■ Action item ■
Read the lines below. Copy out any that hold the string "this".

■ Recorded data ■
+===+

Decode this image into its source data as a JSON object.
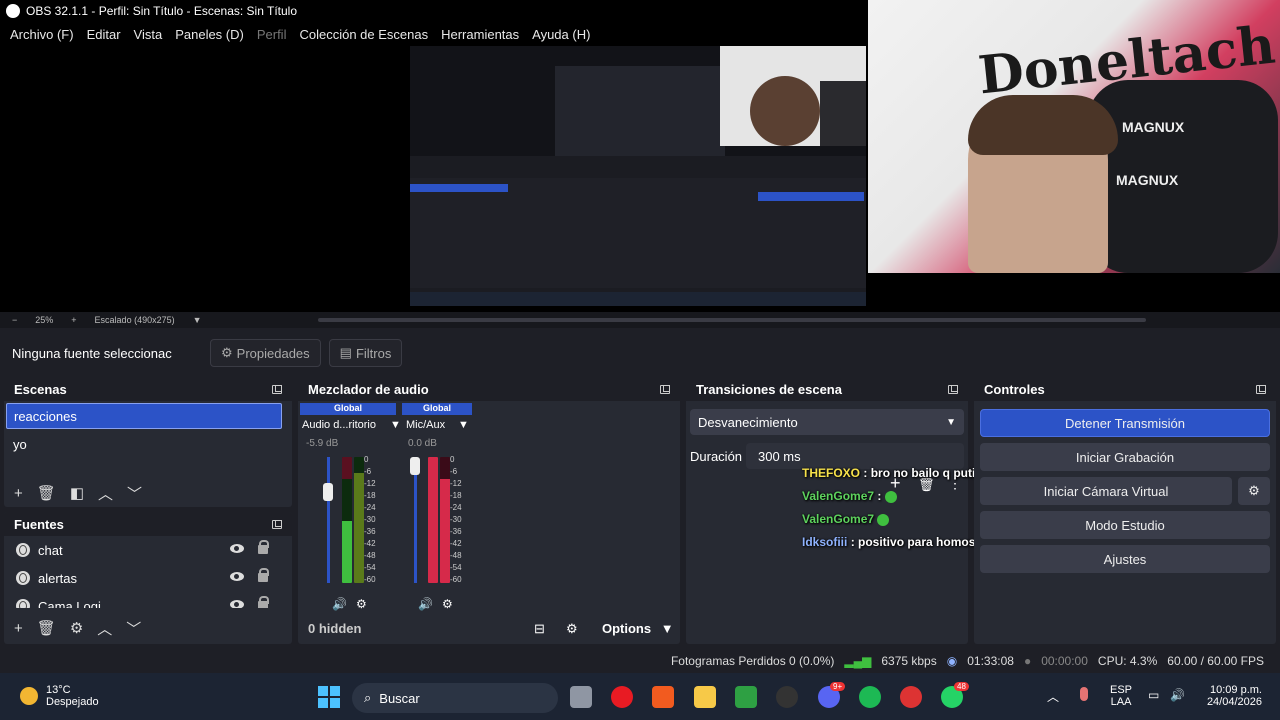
{
  "window": {
    "title": "OBS 32.1.1 - Perfil: Sin Título - Escenas: Sin Título"
  },
  "menu": [
    "Archivo (F)",
    "Editar",
    "Vista",
    "Paneles (D)",
    "Perfil",
    "Colección de Escenas",
    "Herramientas",
    "Ayuda (H)"
  ],
  "preview_bar": {
    "zoom": "25%",
    "scale": "Escalado (490x275)"
  },
  "webcam_text": {
    "logo": "Doneltach",
    "chair_brand": "MAGNUX"
  },
  "props": {
    "no_source": "Ninguna fuente seleccionac",
    "properties": "Propiedades",
    "filters": "Filtros"
  },
  "scenes": {
    "title": "Escenas",
    "items": [
      "reacciones",
      "yo"
    ]
  },
  "sources": {
    "title": "Fuentes",
    "items": [
      "chat",
      "alertas",
      "Cama Logi"
    ]
  },
  "mixer": {
    "title": "Mezclador de audio",
    "channels": [
      {
        "tag": "Global",
        "name": "Audio d...ritorio",
        "db": "-5.9 dB"
      },
      {
        "tag": "Global",
        "name": "Mic/Aux",
        "db": "0.0 dB"
      }
    ],
    "scale": [
      "0",
      "-6",
      "-12",
      "-18",
      "-24",
      "-30",
      "-36",
      "-42",
      "-48",
      "-54",
      "-60"
    ],
    "hidden": "0 hidden",
    "options": "Options"
  },
  "transitions": {
    "title": "Transiciones de escena",
    "selected": "Desvanecimiento",
    "duration_label": "Duración",
    "duration_value": "300 ms"
  },
  "controls": {
    "title": "Controles",
    "buttons": [
      "Detener Transmisión",
      "Iniciar Grabación",
      "Iniciar Cámara Virtual",
      "Modo Estudio",
      "Ajustes"
    ]
  },
  "chat": [
    {
      "user": "THEFOXO",
      "text": ": bro no bailo q putix",
      "color": "#f6e14b"
    },
    {
      "user": "ValenGome7",
      "text": ":",
      "color": "#5ed35e"
    },
    {
      "user": "ValenGome7",
      "text": ":",
      "color": "#5ed35e"
    },
    {
      "user": "Idksofiii",
      "text": ": positivo para homosexual",
      "color": "#8fb3ff"
    }
  ],
  "status": {
    "dropped": "Fotogramas Perdidos 0 (0.0%)",
    "bitrate": "6375 kbps",
    "stream_time": "01:33:08",
    "rec_time": "00:00:00",
    "cpu": "CPU: 4.3%",
    "fps": "60.00 / 60.00 FPS"
  },
  "taskbar": {
    "weather_temp": "13°C",
    "weather_desc": "Despejado",
    "search": "Buscar",
    "lang1": "ESP",
    "lang2": "LAA",
    "time": "10:09 p.m.",
    "date": "24/04/2026",
    "discord_badge": "9+",
    "whatsapp_badge": "48"
  },
  "colors": {
    "accent": "#2c53c7",
    "panel": "#272a33",
    "bg": "#1e1f26"
  }
}
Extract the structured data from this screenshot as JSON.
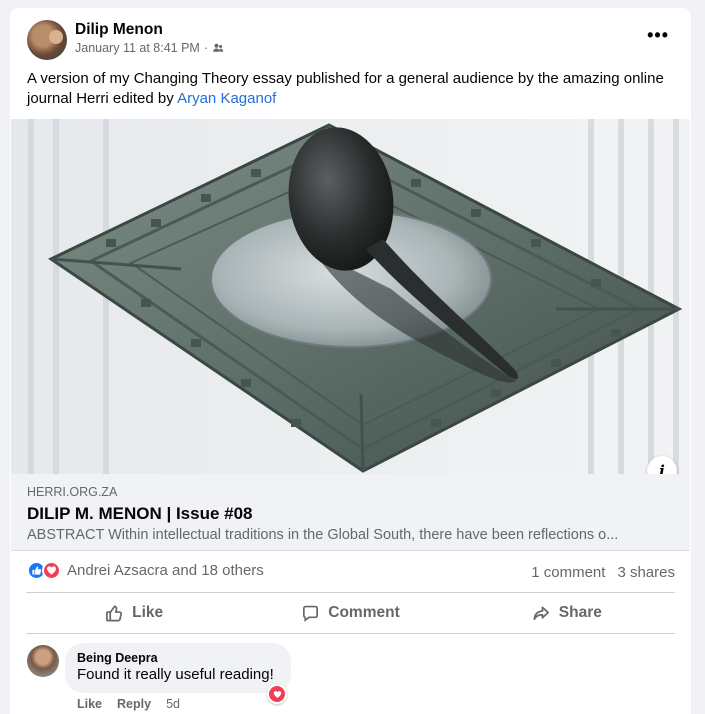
{
  "post": {
    "author": "Dilip Menon",
    "timestamp": "January 11 at 8:41 PM",
    "separator": "·",
    "audience_icon": "friends-icon",
    "text_main": "A version of my Changing Theory essay published for a general audience by the amazing online journal Herri edited by ",
    "text_mention": "Aryan Kaganof",
    "more_icon": "more-horizontal-icon",
    "more_label": "•••"
  },
  "link_preview": {
    "image_alt": "Ancient Chinese south-pointing spoon compass on a bronze diviner's board",
    "domain": "HERRI.ORG.ZA",
    "title": "DILIP M. MENON | Issue #08",
    "description": "ABSTRACT Within intellectual traditions in the Global South, there have been reflections o...",
    "info_label": "i"
  },
  "reactions": {
    "names": "Andrei Azsacra and 18 others",
    "comments": "1 comment",
    "shares": "3 shares"
  },
  "actions": {
    "like": "Like",
    "comment": "Comment",
    "share": "Share"
  },
  "comment": {
    "author": "Being Deepra",
    "text": "Found it really useful reading!",
    "like": "Like",
    "reply": "Reply",
    "age": "5d"
  },
  "colors": {
    "link": "#216fdb",
    "like_blue": "#1877f2",
    "love_red": "#f33e58",
    "muted": "#65676b"
  }
}
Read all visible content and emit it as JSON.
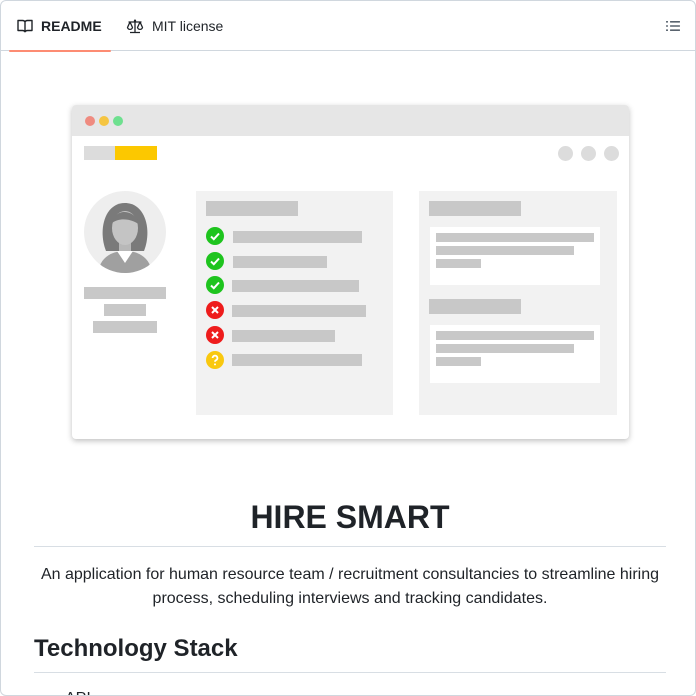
{
  "tabs": {
    "readme_label": "README",
    "license_label": "MIT license",
    "readme_icon": "book-icon",
    "license_icon": "scale-icon",
    "toc_icon": "list-icon"
  },
  "illustration": {
    "window_dots": [
      "#ef8b80",
      "#f5c542",
      "#6ee08f"
    ],
    "status_items": [
      "check",
      "check",
      "check",
      "cross",
      "cross",
      "question"
    ],
    "colors": {
      "check": "#1ec41e",
      "cross": "#ee1c1c",
      "question": "#f9c80f",
      "accent": "#fcc800"
    }
  },
  "readme": {
    "title": "HIRE SMART",
    "description": "An application for human resource team / recruitment consultancies to streamline hiring process, scheduling interviews and tracking candidates.",
    "section_title": "Technology Stack",
    "list_items": [
      "API"
    ]
  },
  "theme": {
    "tab_underline": "#fd8c73",
    "border": "#d0d7de",
    "text": "#1f2328"
  }
}
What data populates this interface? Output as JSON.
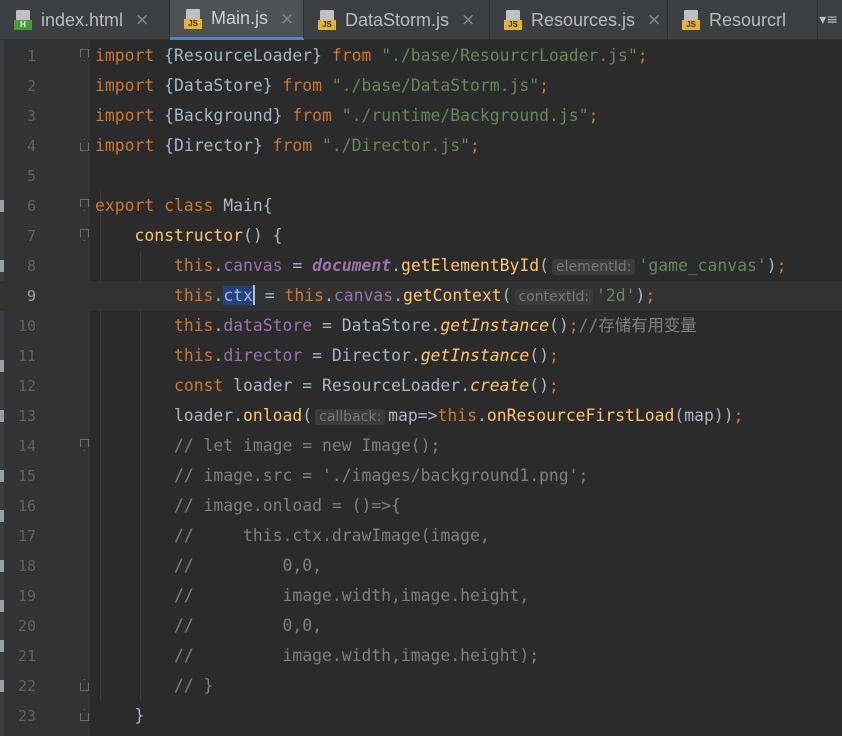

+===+

■ The answer ■
Decode this image into its source data as a JSON object.
Extract the structured data from this screenshot as JSON.
What data populates this interface? Output as JSON.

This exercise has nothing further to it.